Federal investigators would not comment on the train’s safety features during the ongoing investigation. Link to full story in Chicago Tribune.
Photo credit: Patrick Cashin /MTA via MTAPhotos/Flickr (CC BY 2.0)
Imagine staring out the window of your bus and suddenly you see a vision of your city as it used to be — maybe a framed picture pops up, showing a mansion that once graced the street, or a virtual locomotive chugs by on long-abandoned tracks.
Dutch designer Ilse Heesterbeek wants people to interact with local history as they ride the bus, and she created the project History Travels With You for her thesis at Eindhoven Design Academy. Heesterbeek would equip buses with transparent touchscreen smart windows; text, graphics, video, and interactive buttons would allow riders to visualize the history of their surroundings. The windows would use GPS to synchronize the display with specific locations.
“The design gives bus passengers the opportunity to see the contrasts or similarities between the history of a place and the current situation of the location itself, and to discover links themselves,” Heesterbeek said. The project lets riders become tourists in their own city, she added. “Not to long nostalgically for the past, but to take the stories with you in your journey, and to understand and read the environment as it now appears, so that you feel more connected with this environment.” Link to full story in Co.Design.
Image source: Ilse Heeserbeeck via Co.Design
TransLink (BC) is facing criticism for plans to expand its natural gas bus fleet while the agency is struggling to provide other services.
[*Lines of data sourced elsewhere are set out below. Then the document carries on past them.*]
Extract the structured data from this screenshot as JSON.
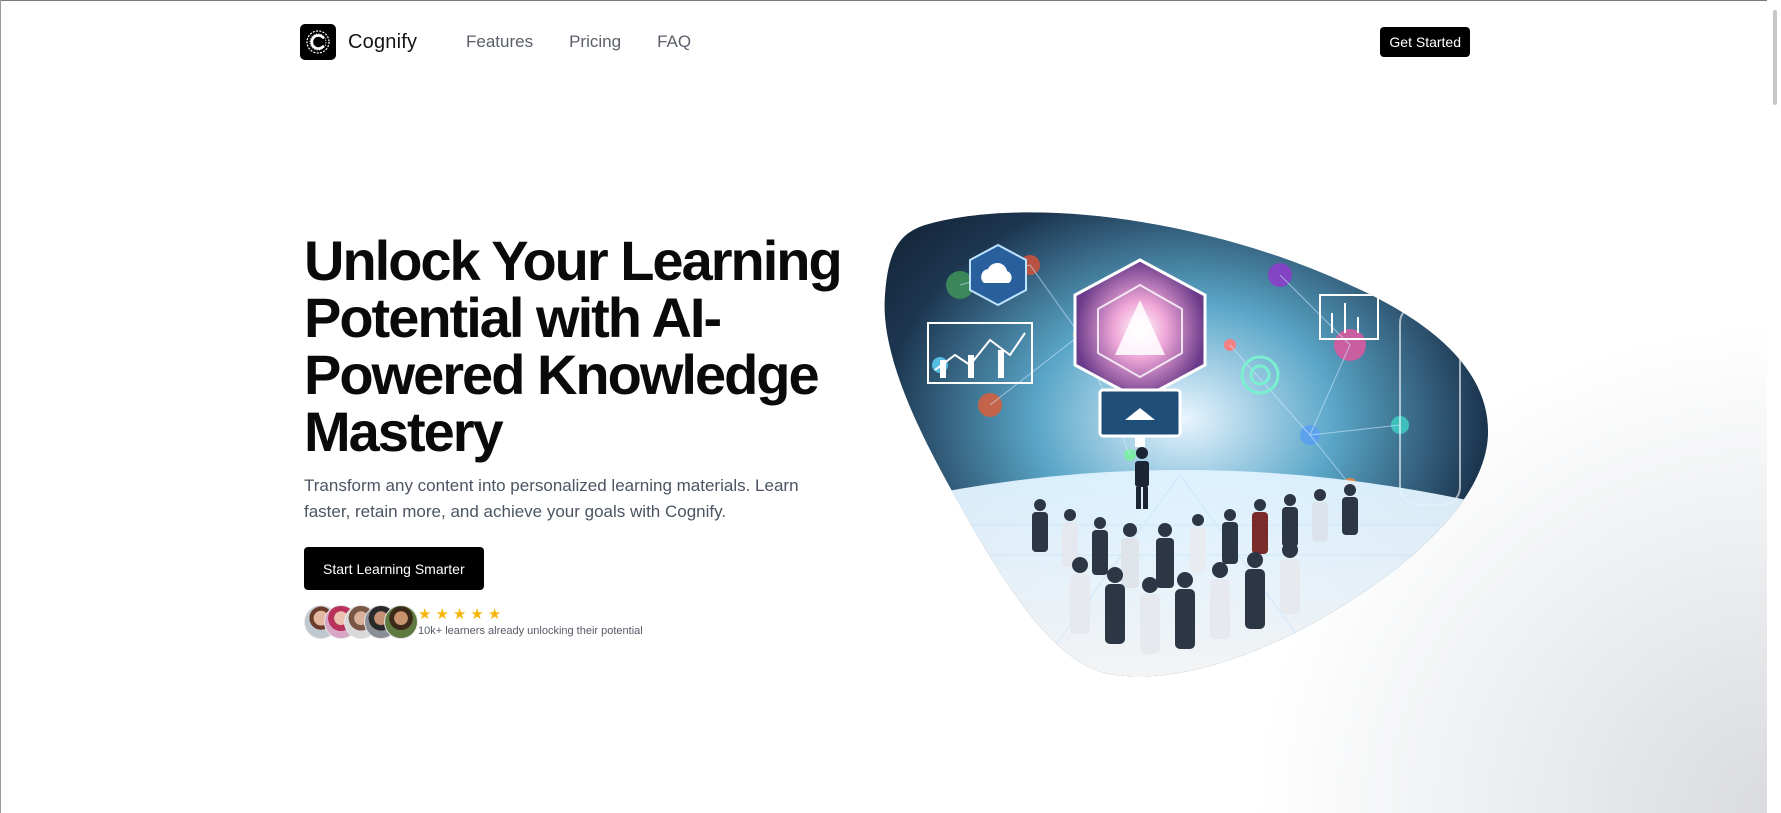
{
  "brand": {
    "name": "Cognify",
    "logo_letter": "C"
  },
  "nav": {
    "links": [
      "Features",
      "Pricing",
      "FAQ"
    ],
    "cta": "Get Started"
  },
  "hero": {
    "title": "Unlock Your Learning Potential with AI-Powered Knowledge Mastery",
    "subtitle": "Transform any content into personalized learning materials. Learn faster, retain more, and achieve your goals with Cognify.",
    "cta": "Start Learning Smarter",
    "rating_stars": 5,
    "social_proof": "10k+ learners already unlocking their potential",
    "avatar_count": 5
  },
  "colors": {
    "primary": "#000000",
    "star": "#f5b50b",
    "muted_text": "#4b5563",
    "nav_text": "#5a5f69"
  },
  "icons": {
    "logo": "cognify-logo-icon",
    "star": "star-icon"
  }
}
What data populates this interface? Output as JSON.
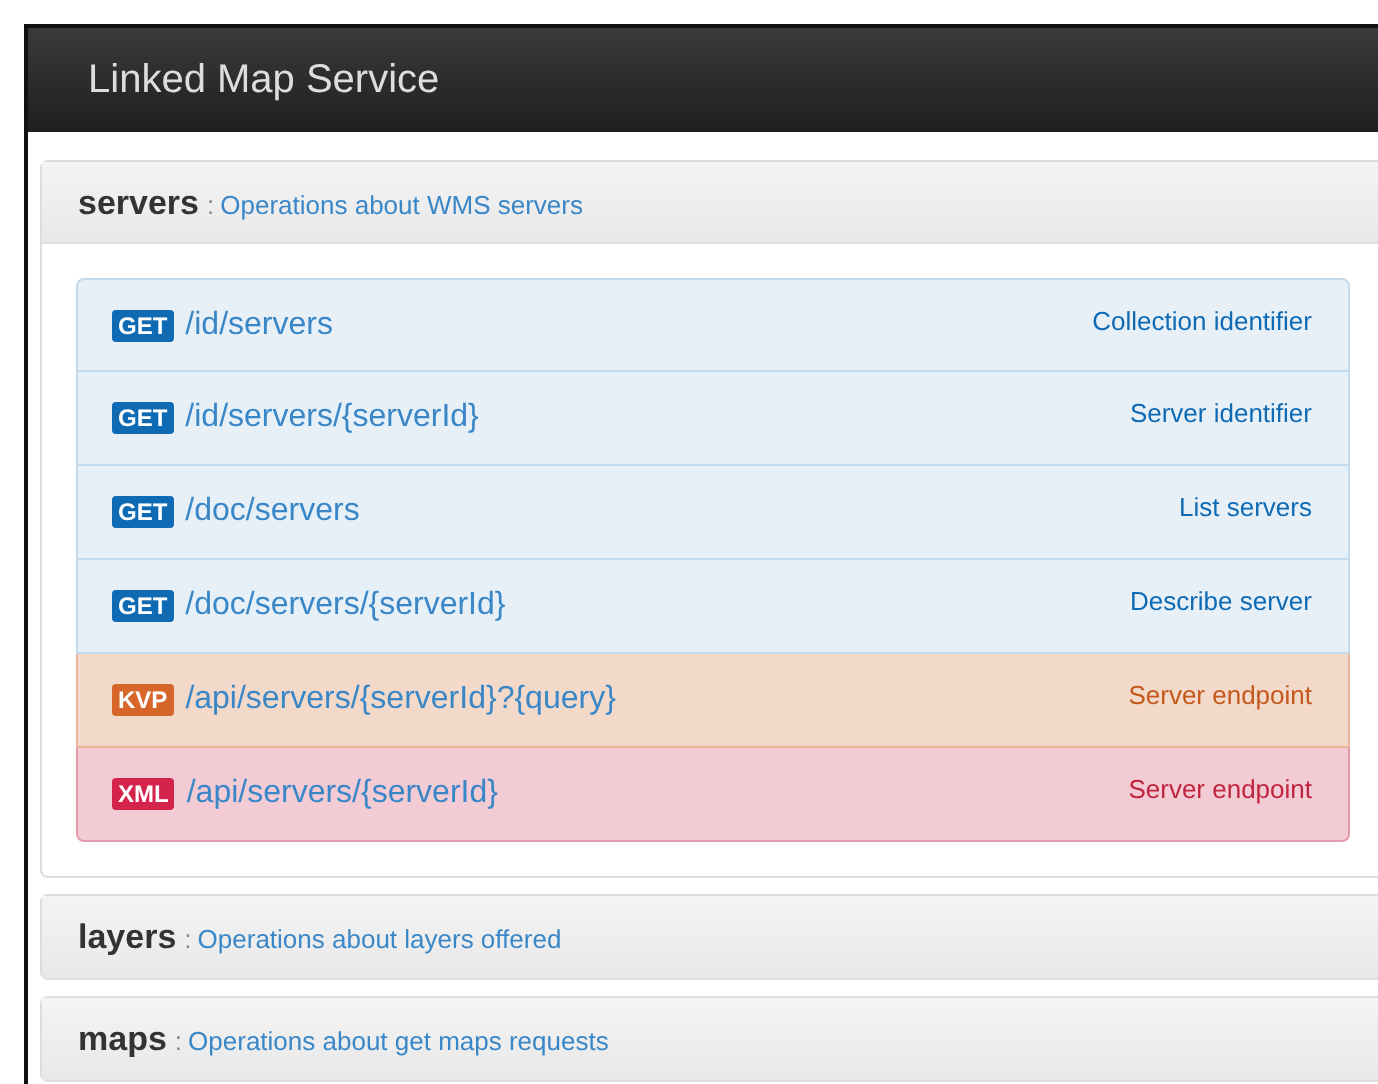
{
  "window": {
    "title": "Linked Map Service"
  },
  "sections": [
    {
      "name": "servers",
      "separator": ":",
      "description": "Operations about WMS servers",
      "expanded": true,
      "operations": [
        {
          "kind": "get",
          "method": "GET",
          "path": "/id/servers",
          "summary": "Collection identifier"
        },
        {
          "kind": "get",
          "method": "GET",
          "path": "/id/servers/{serverId}",
          "summary": "Server identifier"
        },
        {
          "kind": "get",
          "method": "GET",
          "path": "/doc/servers",
          "summary": "List servers"
        },
        {
          "kind": "get",
          "method": "GET",
          "path": "/doc/servers/{serverId}",
          "summary": "Describe server"
        },
        {
          "kind": "kvp",
          "method": "KVP",
          "path": "/api/servers/{serverId}?{query}",
          "summary": "Server endpoint"
        },
        {
          "kind": "xml",
          "method": "XML",
          "path": "/api/servers/{serverId}",
          "summary": "Server endpoint"
        }
      ]
    },
    {
      "name": "layers",
      "separator": ":",
      "description": "Operations about layers offered",
      "expanded": false
    },
    {
      "name": "maps",
      "separator": ":",
      "description": "Operations about get maps requests",
      "expanded": false
    }
  ]
}
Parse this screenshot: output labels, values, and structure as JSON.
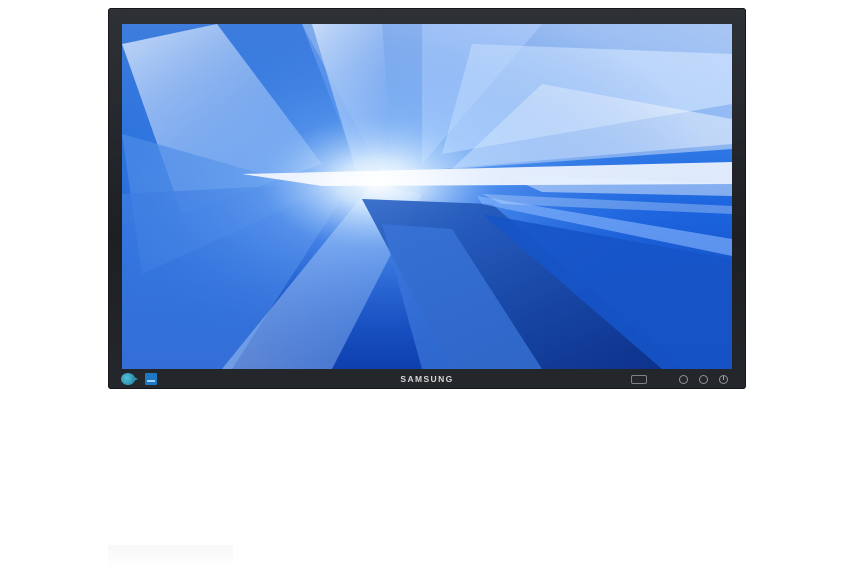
{
  "product": {
    "brand_label": "SAMSUNG",
    "screen_wallpaper": "blue-abstract-light-rays"
  },
  "bezel_controls": [
    {
      "name": "menu-button"
    },
    {
      "name": "navigation-arrows"
    },
    {
      "name": "enter-button"
    },
    {
      "name": "source-button"
    },
    {
      "name": "auto-button"
    },
    {
      "name": "power-button"
    }
  ],
  "colors": {
    "bezel": "#1f2125",
    "screen_primary": "#1a5fd6",
    "screen_highlight": "#e8f2ff"
  }
}
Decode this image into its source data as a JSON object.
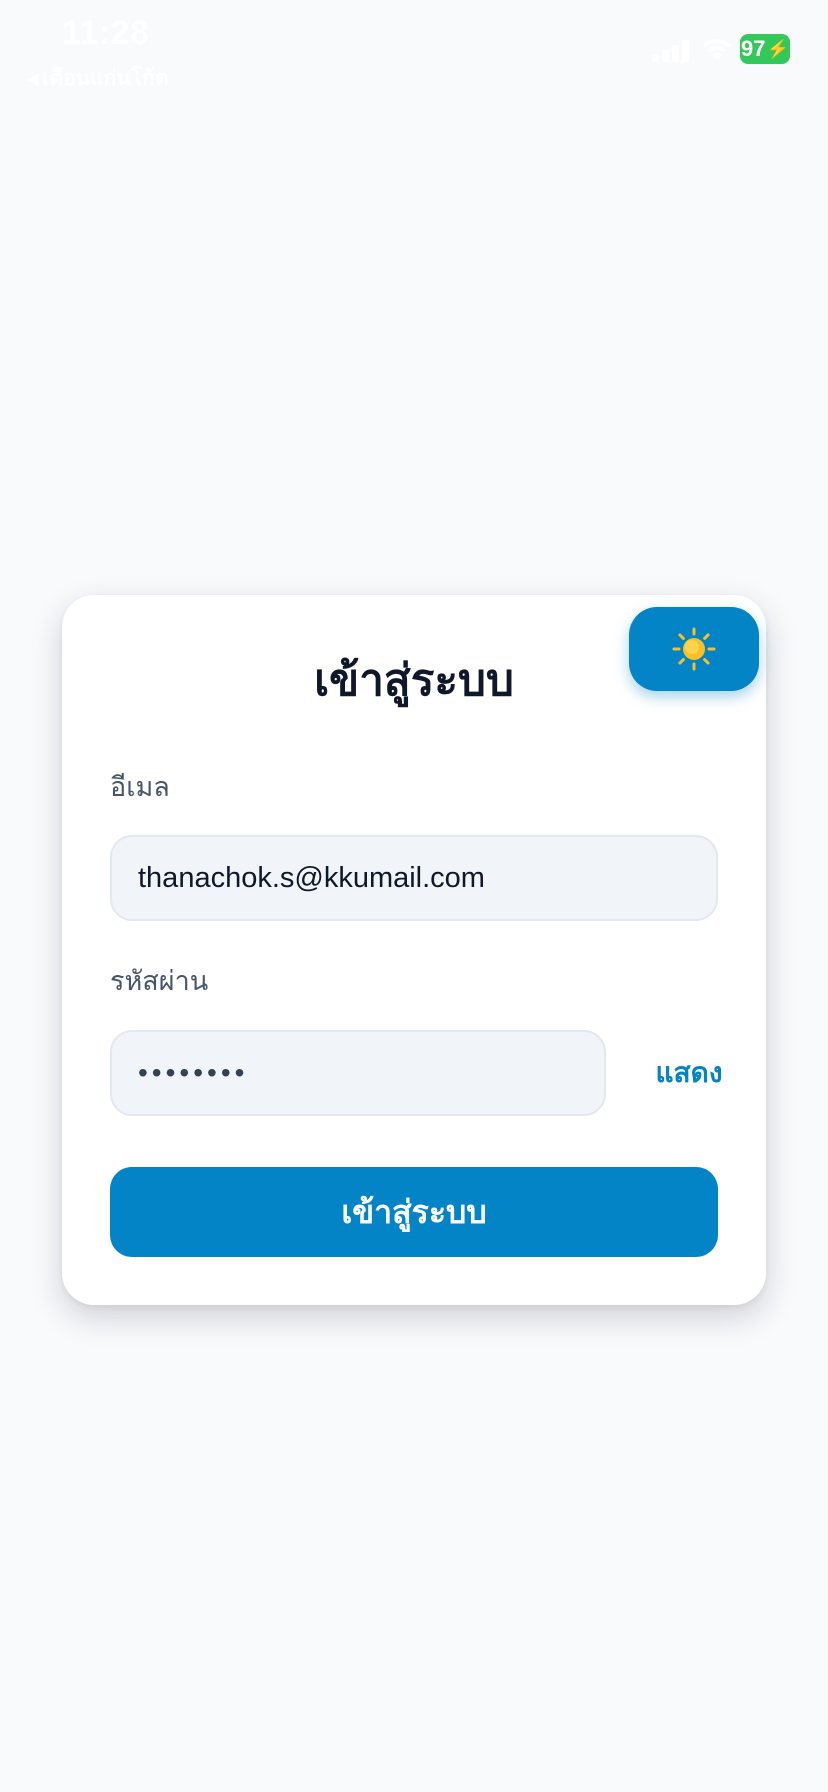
{
  "status_bar": {
    "time": "11:28",
    "back_app_label": "เตือนแก่นโก้ต",
    "battery_level": "97",
    "signal_icon": "cellular-signal-icon",
    "wifi_icon": "wifi-icon",
    "charging_icon": "charging-bolt-icon"
  },
  "login_card": {
    "title": "เข้าสู่ระบบ",
    "theme_toggle_icon": "sun-icon",
    "email": {
      "label": "อีเมล",
      "value": "thanachok.s@kkumail.com"
    },
    "password": {
      "label": "รหัสผ่าน",
      "masked_value": "••••••••",
      "show_label": "แสดง"
    },
    "submit_label": "เข้าสู่ระบบ"
  },
  "colors": {
    "accent": "#0284c7",
    "background": "#f8fafc",
    "card": "#ffffff",
    "input_bg": "#f1f5f9",
    "battery": "#34c759"
  }
}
“You’re moving into a product, doing an experimental change and making these kinds of expansions when you’re in the position where you can’t expand service,” Barnaby Mayor Derek Corrigan said to TransLink spokesman Bob Paddon at Metro Vancouver’s transportation committee. “Someone has got to be looking after this money.” Corrigan said that CNG vehicles are less flexible than diesel buses and non compatible with the trolley fleet.
“We’re trying to keep up with this and we’re the ones responsible for the allocation funds,” Corrigan said. “I don’t think anyone here understands where the money is going.” He added that TransLink has previously changed its mind on major expenditures.
Paddon said that TransLink has had CNG buses for 20 years and that the technology is “now coming into its own.” He said that CNG buses are less expensive to maintain than diesel and TransLink saves about $25,000 per bus in fuel compared to conventional buses. Link to full story in The Vancouver Sun.
credit: Atomic Taco/Flickr (CC BY-SA 2.0)
Observers are asking whether positive train technology could have prevented Sunday’s train derailment in New York City. Investigators have determined that the MTA Metro-North Railroad train was traveling at 82 miles per hour in a 30 mph zone just before it crashed on a sharp turn. It is not yet known whether the accident resulted from mechanical problems or human error, but officials are calling for new safety measures.
Congress has required railroads to install crash-avoidance technology by the end of 2015, but industry representatives are lobbying for more time because of the high costs of deployment. “This incident, if anything, heightens the importance of additional safety measures, like that one,” said Senator Richard Blumenthal (D-CT), referring to the Congressional mandate for PTC. “I’d be very loath to be more flexible or grant more time.”
“A properly installed PTC system would have prevented this train from crashing,” former Federal Railroad Administration official Steve Ditmeyer told the Associated Press. “If the engineer would not have taken control of slowing the train down, the PTC system would have.”
Metro-North was already taking steps to install crash-avoidance technology when the accident occured. Last month, the MTA awarded a $428 million contract to Siemens Rail Automation and Bombardier Transportation Rail Control Solutions to install a PTC system on Metro-North and Long Island Rail Road. Link to full story in Boston.com.
Update: The train engineer reportedly said he was in a “daze” just before the derailment.
Photo credit: Susan Mara Bregman